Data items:
++++++++++
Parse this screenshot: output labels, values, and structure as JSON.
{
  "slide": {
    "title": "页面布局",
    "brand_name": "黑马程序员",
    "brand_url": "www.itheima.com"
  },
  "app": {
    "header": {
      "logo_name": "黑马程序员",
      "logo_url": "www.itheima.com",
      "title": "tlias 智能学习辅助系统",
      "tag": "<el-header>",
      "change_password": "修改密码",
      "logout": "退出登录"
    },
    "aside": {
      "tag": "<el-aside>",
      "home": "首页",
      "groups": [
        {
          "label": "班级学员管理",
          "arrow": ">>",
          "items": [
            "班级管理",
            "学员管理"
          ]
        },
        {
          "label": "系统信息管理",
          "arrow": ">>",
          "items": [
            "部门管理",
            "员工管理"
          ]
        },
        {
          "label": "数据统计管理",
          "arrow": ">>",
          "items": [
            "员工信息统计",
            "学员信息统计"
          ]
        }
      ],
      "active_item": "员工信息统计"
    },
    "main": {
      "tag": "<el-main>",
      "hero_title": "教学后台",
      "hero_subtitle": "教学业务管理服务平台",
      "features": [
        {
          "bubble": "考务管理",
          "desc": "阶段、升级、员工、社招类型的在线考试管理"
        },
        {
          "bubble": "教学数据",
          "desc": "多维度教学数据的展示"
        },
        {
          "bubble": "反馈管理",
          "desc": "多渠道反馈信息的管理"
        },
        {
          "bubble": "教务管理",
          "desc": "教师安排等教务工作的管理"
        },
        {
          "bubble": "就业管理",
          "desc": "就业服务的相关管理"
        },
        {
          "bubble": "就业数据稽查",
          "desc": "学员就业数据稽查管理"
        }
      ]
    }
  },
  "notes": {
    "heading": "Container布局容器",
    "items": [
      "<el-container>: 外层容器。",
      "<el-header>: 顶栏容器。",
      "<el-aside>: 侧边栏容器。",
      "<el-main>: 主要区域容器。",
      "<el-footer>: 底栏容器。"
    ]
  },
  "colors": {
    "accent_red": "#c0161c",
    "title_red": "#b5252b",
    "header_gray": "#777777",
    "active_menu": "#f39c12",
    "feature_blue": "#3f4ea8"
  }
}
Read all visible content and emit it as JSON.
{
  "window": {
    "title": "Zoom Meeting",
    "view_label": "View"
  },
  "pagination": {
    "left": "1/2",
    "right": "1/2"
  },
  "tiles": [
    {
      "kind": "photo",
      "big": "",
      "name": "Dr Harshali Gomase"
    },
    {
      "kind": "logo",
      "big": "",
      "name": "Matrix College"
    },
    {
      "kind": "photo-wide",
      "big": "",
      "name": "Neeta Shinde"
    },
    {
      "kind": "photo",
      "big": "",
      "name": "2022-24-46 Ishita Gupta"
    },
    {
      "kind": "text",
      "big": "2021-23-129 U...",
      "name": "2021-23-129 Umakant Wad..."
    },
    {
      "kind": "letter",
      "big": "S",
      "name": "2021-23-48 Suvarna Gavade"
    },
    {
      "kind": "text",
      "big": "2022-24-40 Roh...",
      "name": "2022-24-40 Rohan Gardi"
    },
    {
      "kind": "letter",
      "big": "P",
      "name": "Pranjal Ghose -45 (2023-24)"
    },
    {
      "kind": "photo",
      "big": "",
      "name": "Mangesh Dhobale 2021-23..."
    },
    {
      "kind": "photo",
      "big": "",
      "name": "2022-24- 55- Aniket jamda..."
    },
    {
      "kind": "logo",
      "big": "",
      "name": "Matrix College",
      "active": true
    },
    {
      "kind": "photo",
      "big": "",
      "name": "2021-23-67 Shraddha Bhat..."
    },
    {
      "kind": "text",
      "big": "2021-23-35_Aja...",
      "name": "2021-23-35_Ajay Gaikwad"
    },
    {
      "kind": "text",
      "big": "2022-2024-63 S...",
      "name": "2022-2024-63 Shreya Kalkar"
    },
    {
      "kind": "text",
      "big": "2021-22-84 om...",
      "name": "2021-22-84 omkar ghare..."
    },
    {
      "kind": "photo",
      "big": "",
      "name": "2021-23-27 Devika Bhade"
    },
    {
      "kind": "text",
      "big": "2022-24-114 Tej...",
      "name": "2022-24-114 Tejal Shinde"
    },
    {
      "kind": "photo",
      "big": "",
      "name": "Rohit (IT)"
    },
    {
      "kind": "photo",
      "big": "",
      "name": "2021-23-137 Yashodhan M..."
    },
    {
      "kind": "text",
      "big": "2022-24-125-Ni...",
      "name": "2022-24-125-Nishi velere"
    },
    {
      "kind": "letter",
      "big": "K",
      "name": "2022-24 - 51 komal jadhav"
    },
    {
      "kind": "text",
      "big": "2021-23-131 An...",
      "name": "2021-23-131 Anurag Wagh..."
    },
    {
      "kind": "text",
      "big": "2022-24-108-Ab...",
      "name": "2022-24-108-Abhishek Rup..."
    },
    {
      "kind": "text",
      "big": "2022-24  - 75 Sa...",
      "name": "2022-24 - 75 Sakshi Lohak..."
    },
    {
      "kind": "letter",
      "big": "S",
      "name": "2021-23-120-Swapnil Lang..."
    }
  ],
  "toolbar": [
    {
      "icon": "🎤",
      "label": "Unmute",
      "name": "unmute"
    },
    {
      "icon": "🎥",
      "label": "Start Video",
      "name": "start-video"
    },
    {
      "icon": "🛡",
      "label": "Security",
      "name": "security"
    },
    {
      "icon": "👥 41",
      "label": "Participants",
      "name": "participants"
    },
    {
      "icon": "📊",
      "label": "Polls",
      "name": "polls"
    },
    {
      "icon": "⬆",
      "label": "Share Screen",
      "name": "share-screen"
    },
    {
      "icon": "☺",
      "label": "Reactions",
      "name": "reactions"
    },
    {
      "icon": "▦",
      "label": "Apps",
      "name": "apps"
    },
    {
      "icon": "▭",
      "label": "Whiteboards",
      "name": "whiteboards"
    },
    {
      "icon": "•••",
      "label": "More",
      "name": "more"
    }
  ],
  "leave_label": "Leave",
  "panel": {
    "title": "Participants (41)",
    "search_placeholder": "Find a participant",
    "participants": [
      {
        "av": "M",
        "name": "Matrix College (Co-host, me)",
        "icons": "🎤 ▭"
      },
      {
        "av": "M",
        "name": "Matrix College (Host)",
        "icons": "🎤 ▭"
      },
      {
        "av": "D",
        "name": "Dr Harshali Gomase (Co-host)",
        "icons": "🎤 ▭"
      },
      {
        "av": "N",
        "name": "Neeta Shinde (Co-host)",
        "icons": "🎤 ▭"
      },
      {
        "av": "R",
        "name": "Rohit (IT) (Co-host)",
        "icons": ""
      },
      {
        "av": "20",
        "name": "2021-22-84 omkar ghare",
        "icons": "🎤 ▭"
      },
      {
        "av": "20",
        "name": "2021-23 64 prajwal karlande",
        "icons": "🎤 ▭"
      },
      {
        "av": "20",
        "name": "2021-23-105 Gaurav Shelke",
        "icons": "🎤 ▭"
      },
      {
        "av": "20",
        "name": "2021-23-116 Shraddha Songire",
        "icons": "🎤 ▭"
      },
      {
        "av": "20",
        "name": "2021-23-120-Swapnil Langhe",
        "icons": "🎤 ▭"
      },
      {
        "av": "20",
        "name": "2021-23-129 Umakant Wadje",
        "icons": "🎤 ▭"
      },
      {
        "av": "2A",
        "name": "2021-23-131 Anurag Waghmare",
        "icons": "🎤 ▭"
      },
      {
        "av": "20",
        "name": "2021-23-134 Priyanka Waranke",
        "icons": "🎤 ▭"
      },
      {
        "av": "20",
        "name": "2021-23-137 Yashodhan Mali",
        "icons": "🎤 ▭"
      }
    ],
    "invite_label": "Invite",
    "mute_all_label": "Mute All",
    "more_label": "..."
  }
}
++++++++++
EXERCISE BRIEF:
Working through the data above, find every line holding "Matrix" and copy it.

TASK RESPONSE:
      "name": "Matrix College"
      "name": "Matrix College",
        "name": "Matrix College (Co-host, me)",
        "name": "Matrix College (Host)",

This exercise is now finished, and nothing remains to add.